The ruins of the massive stone structures of Great Zimbabwe are among the largest and oldest in sub-Saharan Africa (Figure 15.16). Much debate surrounds the identity of those who built the sprawling complex and why they did so. Some scholars have suggested that the site was used for religious purposes, while others believe it was a military fortification or even a palace. Whatever the reason, the drystone technology used to erect these magnificent structures is deceptively simple. The structures are enormous and have stood for hundreds of years.
The walls of the Great Enclosure, the structure at the heart of the settlement, measure dozens of feet in height and encircle an area some 820 feet in circumference.
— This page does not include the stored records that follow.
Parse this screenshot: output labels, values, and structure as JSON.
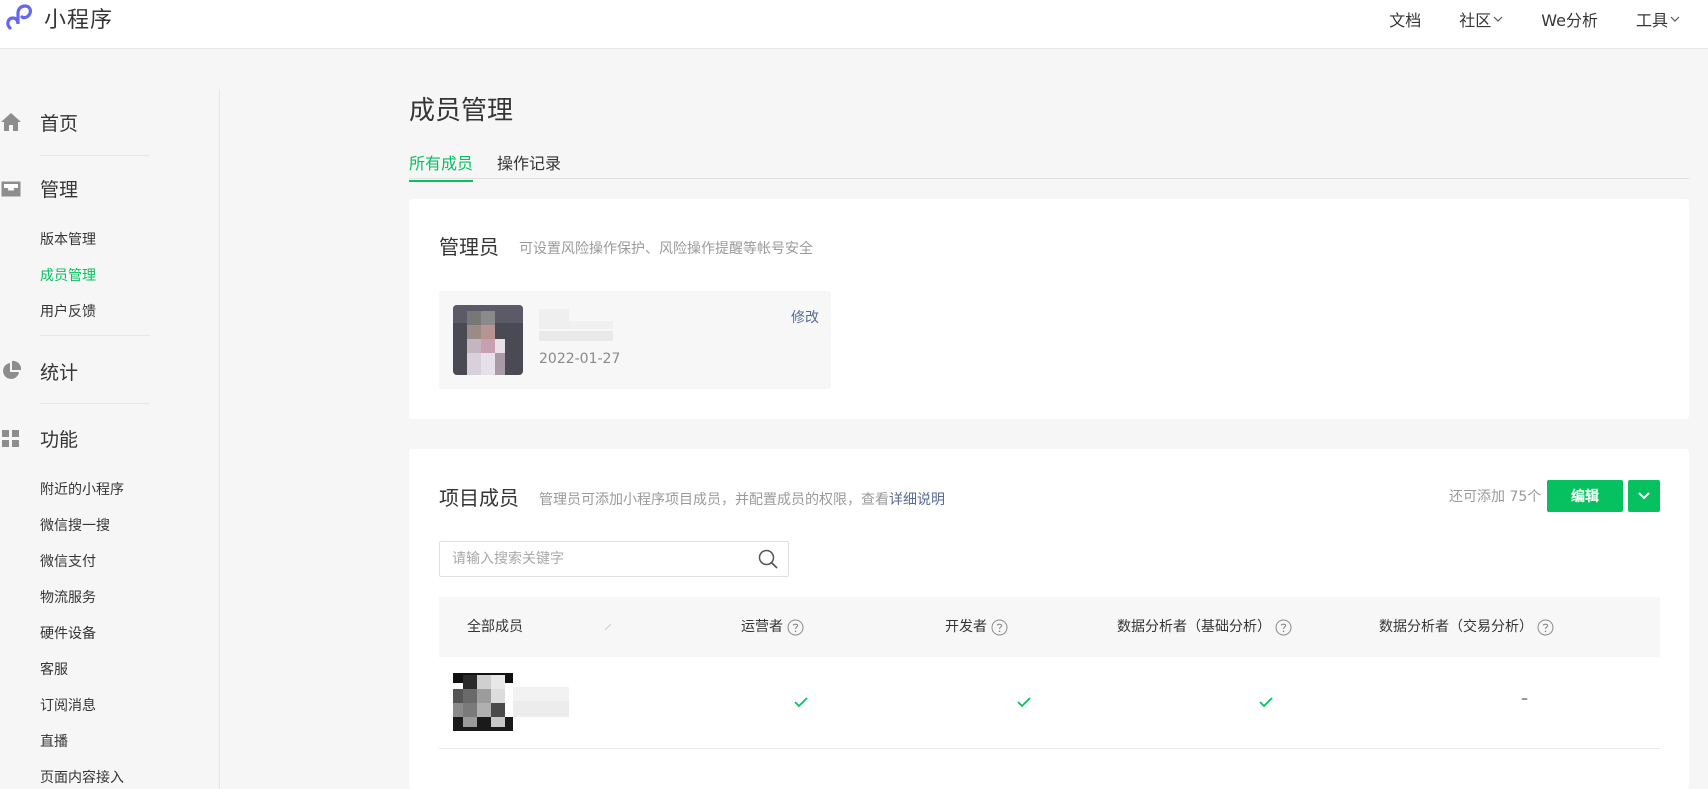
{
  "app": {
    "name": "小程序"
  },
  "topnav": [
    {
      "label": "文档",
      "has_dropdown": false
    },
    {
      "label": "社区",
      "has_dropdown": true
    },
    {
      "label": "We分析",
      "has_dropdown": false
    },
    {
      "label": "工具",
      "has_dropdown": true
    }
  ],
  "sidebar": {
    "home": "首页",
    "manage": "管理",
    "manage_items": [
      "版本管理",
      "成员管理",
      "用户反馈"
    ],
    "active_item": "成员管理",
    "stats": "统计",
    "features": "功能",
    "feature_items": [
      "附近的小程序",
      "微信搜一搜",
      "微信支付",
      "物流服务",
      "硬件设备",
      "客服",
      "订阅消息",
      "直播",
      "页面内容接入"
    ]
  },
  "page": {
    "title": "成员管理",
    "tabs": [
      "所有成员",
      "操作记录"
    ],
    "active_tab": "所有成员"
  },
  "admin_section": {
    "title": "管理员",
    "desc": "可设置风险操作保护、风险操作提醒等帐号安全",
    "admin_date": "2022-01-27",
    "edit_label": "修改"
  },
  "members_section": {
    "title": "项目成员",
    "desc_prefix": "管理员可添加小程序项目成员，并配置成员的权限，查看",
    "desc_link": "详细说明",
    "quota": "还可添加 75个",
    "edit_button": "编辑",
    "search_placeholder": "请输入搜索关键字",
    "columns": [
      "全部成员",
      "运营者",
      "开发者",
      "数据分析者（基础分析）",
      "数据分析者（交易分析）"
    ],
    "rows": [
      {
        "permissions": [
          "check",
          "check",
          "check",
          "–"
        ]
      }
    ]
  },
  "colors": {
    "accent": "#07c160",
    "link": "#576b95",
    "text": "#353535",
    "muted": "#9a9a9a"
  }
}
A second set of walls on the interior of the enclosure traces the outside wall, creating a channel that directs visitors toward a massive tower some thirty feet high. In addition to the Great Enclosure, the older Hill Complex includes ruins of mud houses with stone foundations and an enclosing wall; a further valley settlement, with remains of mud houses measuring as much as thirty-two feet in diameter, radiates away from the Great Enclosure and Hill Complex. All told, it is an impressive site.
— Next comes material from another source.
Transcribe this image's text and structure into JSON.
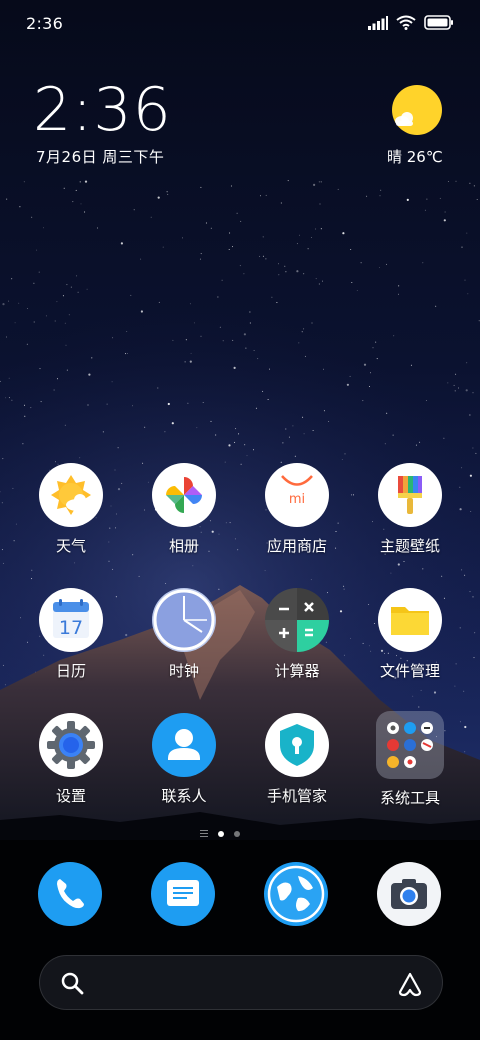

- What do you believe the Great Enclosure’s purpose was?
- What evidence leads you to this conclusion?
- What additional evidence might be useful in helping you interpret the site?
Watch the video clip about Great Zimbabwe titled “The City of Great Zimbabwe: Africa’s Great Civilizations,” and consider what the archaeological remains of Great Zimbabwe suggest about Zimbabwean culture and the organization of its society.
Great Zimbabwe flourished between the thirteenth and sixteenth centuries. Like many other aspects of the civilization, the exact makeup and nature of its government and society are unclear. Scholars have argued that it was male dominated, and that male heads of family competed for power and influence based on the size of their cattle herds. Herd size also correlated to the number of wives and thus the amount of labor at a man’s disposal. Women in this society were expected to tend and harvest crops, prepare food, and get water. Single men hunted, herded animals, and made clothing. Males without property often became dependent on the wealthier men in the society.
Politically, Zimbabwean society was led by a chief or a king who was also likely the wealthiest member, although Shona tradition held that the position was hereditary, so being chief may not have indicated great wealth. That the chief had no army suggests that he had to govern by reaching consensus with the community’s leading male figures and whatever subordinated chiefs may have existed. All this is speculative, but the existence of grandiose stone monuments is indicative of some sort of political authority—at least the kind that could organize and control resources and labor.
Medieval African society developed along similar lines in both West Africa and southern Africa. Beginning in the sixth century, regions with small groups of livestock-herders and keepers became home to growing and increasingly complex political entities. Agricultural and metallurgical innovations supported societies around the Niger River in West Africa and the Limpopo River in South Africa. The growth of these settlements was linked to the expansion and exploitation of trade, beginning with localized segments of trade routes connecting trading centers and culminating in control over vast territory. Although some of these kingdoms were short-lived (Mapungubwe, for example, lasted only about eighty years), they were vitally important to the development of medieval Africa, connecting it to peoples, places, and cultures thousands of miles away. In the end, these kingdoms linked local and regional African economies to a network of trade and commerce that touched Europe, Asia, and Arabia.